Indeed, in a break with the anti-government ethos that has tended to characterize bitcoin and some of its peers, Taler's design explicitly tries to block opportunities for tax evasion.
Speaking to this, Stallman told CoinDesk, "We need a state to do many vital jobs, including fund research, fund education, provide people with medical care – provide everyone with medical care – build roads, maintain order, provide justice, including to those who are not rich and powerful, and so the state's got to bring in a lot of money."
What a break from the political leanings of many of bitcoin's first adherents.
Privacy in the Taler system, then, is limited to users spending their digital cash. They are shielded from surveillance because, Grothoff said, "the exchange, when coins are being redeemed, cannot tell if it was customer A or customer B or customer C who received the coin, because they all look identical from the exchange."
"Nobody," he added, "exactly knows who has how many tokens."
Merchants (or anyone) receiving payments, on the other hand, do so visibly and in the open, making it possible for governments to assess taxes on their income – not to mention harder for the recipients to participate in money laundering.
A place for crypto?
While Taler is not a cryptocurrency and doesn't have a native asset (there are no talers or TalerCoins), as a new payment rail for existing assets, the system could support cryptocurrency at some point.
Just as euros (the first currency that will be supported by the system), dollars and yen could all be sent using Taler, so could bitcoin.
Similarly, while Taler is not a blockchain, a blockchain-based system could take the place of a bank within the system.
For users to be able to move euros into the Taler wallet, though, Taler exchanges will need to interact with the traditional banking system to withdraw that money. In this same way, a blockchain-based system could work with Taler exchanges to allow users to get access to their cryptocurrency.
Grothoff compared the act of moving bank deposits to a Taler digital wallet to taking cash out of an ATM. Coins in the wallet are stored locally on a user's device, and if a user loses the key to their wallet, there's nothing that can be done to recover it, much like the crypto space's use of private/public key pairs.

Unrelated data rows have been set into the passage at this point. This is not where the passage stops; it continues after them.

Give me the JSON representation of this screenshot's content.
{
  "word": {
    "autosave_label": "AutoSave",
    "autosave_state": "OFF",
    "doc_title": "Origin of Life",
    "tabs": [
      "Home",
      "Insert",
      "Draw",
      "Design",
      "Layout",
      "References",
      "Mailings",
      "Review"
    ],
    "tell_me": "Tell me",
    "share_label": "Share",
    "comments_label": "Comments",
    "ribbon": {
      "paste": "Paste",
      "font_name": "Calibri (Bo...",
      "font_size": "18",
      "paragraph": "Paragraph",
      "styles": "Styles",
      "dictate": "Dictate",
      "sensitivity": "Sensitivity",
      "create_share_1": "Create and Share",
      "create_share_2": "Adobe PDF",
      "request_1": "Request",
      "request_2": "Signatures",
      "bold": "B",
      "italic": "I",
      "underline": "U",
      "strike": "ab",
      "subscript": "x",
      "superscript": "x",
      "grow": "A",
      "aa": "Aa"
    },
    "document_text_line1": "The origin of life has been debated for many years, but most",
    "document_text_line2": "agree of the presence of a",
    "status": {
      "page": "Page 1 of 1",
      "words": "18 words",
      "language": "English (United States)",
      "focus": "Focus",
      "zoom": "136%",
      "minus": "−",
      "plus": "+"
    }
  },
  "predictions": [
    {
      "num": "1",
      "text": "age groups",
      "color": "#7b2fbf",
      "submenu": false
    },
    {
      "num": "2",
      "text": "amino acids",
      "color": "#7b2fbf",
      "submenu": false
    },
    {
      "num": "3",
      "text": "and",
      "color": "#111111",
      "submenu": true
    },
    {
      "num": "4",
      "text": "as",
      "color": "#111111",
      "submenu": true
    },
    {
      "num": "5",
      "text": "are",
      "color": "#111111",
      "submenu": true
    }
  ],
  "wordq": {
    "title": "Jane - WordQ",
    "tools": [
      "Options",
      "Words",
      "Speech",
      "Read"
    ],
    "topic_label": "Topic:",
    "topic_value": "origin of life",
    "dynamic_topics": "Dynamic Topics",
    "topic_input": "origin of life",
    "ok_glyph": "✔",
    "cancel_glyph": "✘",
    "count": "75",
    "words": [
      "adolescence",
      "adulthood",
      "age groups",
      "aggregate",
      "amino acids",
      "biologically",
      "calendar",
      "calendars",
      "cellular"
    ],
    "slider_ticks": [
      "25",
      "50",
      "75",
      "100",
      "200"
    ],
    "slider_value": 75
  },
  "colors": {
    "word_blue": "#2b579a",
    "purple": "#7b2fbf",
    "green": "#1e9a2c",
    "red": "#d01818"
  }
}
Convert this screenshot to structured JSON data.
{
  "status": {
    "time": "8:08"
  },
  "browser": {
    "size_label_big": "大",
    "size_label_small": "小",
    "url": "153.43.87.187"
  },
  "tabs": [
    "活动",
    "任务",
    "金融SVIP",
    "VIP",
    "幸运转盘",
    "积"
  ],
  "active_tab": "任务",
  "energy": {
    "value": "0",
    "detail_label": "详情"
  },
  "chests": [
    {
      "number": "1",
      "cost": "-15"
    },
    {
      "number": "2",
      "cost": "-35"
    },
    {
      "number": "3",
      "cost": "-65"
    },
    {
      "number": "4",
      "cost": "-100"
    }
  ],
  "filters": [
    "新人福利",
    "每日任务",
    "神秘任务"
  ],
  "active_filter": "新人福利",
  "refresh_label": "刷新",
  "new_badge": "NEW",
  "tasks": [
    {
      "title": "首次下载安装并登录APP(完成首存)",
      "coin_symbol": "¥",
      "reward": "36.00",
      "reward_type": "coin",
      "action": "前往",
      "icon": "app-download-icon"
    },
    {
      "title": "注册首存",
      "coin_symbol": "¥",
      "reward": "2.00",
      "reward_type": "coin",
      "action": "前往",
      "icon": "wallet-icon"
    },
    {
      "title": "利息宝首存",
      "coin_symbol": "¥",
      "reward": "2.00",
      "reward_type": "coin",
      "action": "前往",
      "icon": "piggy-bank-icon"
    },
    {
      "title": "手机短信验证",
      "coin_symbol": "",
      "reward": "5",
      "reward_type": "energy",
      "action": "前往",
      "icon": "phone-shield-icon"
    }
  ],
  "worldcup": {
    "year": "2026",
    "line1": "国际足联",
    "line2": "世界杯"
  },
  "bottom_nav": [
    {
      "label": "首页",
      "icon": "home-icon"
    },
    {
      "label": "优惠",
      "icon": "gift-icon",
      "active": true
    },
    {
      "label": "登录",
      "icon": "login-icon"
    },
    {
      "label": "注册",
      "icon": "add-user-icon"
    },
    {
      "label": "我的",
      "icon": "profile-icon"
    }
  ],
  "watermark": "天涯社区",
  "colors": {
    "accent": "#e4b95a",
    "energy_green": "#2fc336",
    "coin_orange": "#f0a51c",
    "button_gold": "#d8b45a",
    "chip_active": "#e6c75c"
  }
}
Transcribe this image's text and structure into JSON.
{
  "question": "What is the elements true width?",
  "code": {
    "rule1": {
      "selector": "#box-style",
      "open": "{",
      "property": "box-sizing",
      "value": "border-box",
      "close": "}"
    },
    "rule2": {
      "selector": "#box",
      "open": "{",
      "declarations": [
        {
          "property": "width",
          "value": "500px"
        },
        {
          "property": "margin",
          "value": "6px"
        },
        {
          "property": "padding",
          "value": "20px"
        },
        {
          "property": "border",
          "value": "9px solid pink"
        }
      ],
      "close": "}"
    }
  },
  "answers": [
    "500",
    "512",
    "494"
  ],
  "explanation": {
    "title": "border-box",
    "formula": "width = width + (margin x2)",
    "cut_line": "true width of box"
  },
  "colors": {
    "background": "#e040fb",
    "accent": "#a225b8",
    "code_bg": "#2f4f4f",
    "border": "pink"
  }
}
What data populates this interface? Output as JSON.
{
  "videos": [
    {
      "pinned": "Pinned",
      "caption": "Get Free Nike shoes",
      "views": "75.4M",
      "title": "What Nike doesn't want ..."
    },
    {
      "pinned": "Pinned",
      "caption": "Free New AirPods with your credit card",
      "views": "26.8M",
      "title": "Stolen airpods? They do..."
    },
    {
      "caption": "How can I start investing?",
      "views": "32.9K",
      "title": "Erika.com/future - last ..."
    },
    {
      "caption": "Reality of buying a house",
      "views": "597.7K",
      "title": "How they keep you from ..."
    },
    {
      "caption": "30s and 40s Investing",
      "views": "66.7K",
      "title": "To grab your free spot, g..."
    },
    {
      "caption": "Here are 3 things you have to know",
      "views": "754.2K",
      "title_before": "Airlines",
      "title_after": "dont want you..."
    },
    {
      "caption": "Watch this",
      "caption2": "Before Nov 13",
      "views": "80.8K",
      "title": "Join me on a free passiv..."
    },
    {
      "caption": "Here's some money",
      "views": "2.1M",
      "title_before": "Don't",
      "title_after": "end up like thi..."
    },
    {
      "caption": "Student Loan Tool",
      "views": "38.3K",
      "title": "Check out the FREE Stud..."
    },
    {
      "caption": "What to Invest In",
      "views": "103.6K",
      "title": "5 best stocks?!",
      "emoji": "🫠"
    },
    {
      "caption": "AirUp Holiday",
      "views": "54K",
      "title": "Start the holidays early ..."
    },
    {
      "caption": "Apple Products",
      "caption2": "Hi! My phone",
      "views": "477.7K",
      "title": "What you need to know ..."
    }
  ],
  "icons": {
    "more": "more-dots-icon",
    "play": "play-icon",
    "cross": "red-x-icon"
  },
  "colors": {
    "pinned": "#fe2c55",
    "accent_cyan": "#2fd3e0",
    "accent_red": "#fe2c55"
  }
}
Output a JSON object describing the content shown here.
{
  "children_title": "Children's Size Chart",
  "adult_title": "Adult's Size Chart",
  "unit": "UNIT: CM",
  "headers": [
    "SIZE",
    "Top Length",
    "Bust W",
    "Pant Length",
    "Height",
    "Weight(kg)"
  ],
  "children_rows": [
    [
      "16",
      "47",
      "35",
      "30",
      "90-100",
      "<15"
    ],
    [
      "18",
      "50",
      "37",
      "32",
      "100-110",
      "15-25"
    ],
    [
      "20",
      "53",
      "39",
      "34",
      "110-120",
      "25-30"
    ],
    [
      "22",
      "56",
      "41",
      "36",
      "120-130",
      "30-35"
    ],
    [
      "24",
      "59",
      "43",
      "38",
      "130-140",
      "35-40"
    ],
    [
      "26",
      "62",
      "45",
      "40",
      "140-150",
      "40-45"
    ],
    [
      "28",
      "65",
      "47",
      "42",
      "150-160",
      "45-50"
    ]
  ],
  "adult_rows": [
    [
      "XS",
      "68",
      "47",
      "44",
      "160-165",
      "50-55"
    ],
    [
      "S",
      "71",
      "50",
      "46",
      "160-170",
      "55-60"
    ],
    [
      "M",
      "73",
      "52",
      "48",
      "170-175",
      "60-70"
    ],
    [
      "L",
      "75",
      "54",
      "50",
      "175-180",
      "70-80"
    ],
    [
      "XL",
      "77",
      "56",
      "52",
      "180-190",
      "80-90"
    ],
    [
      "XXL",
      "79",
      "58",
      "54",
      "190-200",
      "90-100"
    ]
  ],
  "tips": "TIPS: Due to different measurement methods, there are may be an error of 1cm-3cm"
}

Currently, Taler is in talks with European banks to allow withdrawal into the Taler wallet and also re-deposit from the Taler system back into the traditional banking system.
While the launch date on the project's website still lists 2018, Grothoff said, it's dependent of how quickly discussions with banks can be wrapped up. And he said, "The banks are not necessarily easy or cheap to deal with."
Although, nothing about the traditional banking system per se is essential to Taler's functioning (except perhaps for regulatory compliance). In principle, the "register-based system" that Taler plugs into could be a bank account or, in theory, a blockchain, said Grothoff.
If Taler gains traction, developers can experiment with different implementations and integrations – using banks or blockchains or whatever other register system they prefer. After all, Grothoff said: